The failure to pass the EQUAL Act, which would eliminate the nonsensical sentencing disparity between crack and cocaine powder, presents a similar puzzle. The bill passed the House in September, when 143 Republicans joined 218 Democrats in voting for it. The Senate version has 21 co-sponsors, including 11 Republicans, enough to overcome a filibuster. At least three additional Republican senators favor sharply reducing the crack/powder gap without eliminating it.

It certainly looks like legislation along these lines has enough support to pass the Senate. But Republican senators who had been open to including crack sentencing reform in the Consolidated Appropriations Act reportedly balked after Attorney General Merrick Garland issued a memo last Friday that instructed federal prosecutors to "promote the equivalent treatment of crack and powder cocaine offenses" in their charging decisions and sentencing recommendations.

As McConnell saw it, Garland's memo usurped congressional authority by shielding crack defendants from mandatory minimum sentences. So instead of asserting that authority by rectifying a blatantly unjust penalty scheme, Congress has once again kicked the can down the road.

"It is a searing indictment of a broken Beltway when a bill that passed the House with an overwhelming bipartisan vote, endorsed by law enforcement and civil rights leaders alike, with 11 Republican co-sponsors and filibuster-proof majority support in the Senate, and an agreement between the relevant committee Chairman and Ranking Member for inclusion in the end-of-year package, fails to make it to the President's desk," said Holly Harris, president and executive director of the Justice Action Network. "The American people deserve better."
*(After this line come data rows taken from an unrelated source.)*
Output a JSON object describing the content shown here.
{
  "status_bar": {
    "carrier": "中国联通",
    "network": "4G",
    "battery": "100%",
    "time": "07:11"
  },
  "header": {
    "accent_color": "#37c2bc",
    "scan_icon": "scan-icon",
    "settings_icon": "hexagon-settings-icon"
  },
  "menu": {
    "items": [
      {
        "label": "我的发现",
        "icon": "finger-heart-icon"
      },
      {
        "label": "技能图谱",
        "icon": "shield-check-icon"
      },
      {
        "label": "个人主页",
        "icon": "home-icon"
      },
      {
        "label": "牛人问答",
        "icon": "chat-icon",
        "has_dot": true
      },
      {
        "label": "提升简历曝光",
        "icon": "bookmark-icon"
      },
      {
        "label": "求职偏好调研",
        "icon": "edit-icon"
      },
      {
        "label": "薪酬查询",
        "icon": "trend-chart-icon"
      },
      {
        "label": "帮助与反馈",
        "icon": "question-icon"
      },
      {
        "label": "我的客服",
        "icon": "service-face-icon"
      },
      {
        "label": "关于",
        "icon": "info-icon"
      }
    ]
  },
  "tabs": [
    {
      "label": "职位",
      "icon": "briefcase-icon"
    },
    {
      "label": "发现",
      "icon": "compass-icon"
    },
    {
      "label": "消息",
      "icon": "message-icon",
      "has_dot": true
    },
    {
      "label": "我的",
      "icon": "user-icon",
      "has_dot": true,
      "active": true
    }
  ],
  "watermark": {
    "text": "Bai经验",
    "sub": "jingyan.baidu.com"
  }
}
When Booker tried to get the EQUAL Act out of committee yesterday, Cotton explained his opposition in terms that make sense only to mindlessly punitive drug warriors like him. He said he would be happy to equalize the sentences for crack and cocaine powder—but only by raising the penalties for the latter. Why? In Cotton's view, reducing penalties for drug offenses is always bad, while increasing them is always good. Because of the power that congressional dysfunction gives Cotton and like-minded obstructionists, they do not need to muster a better argument than that.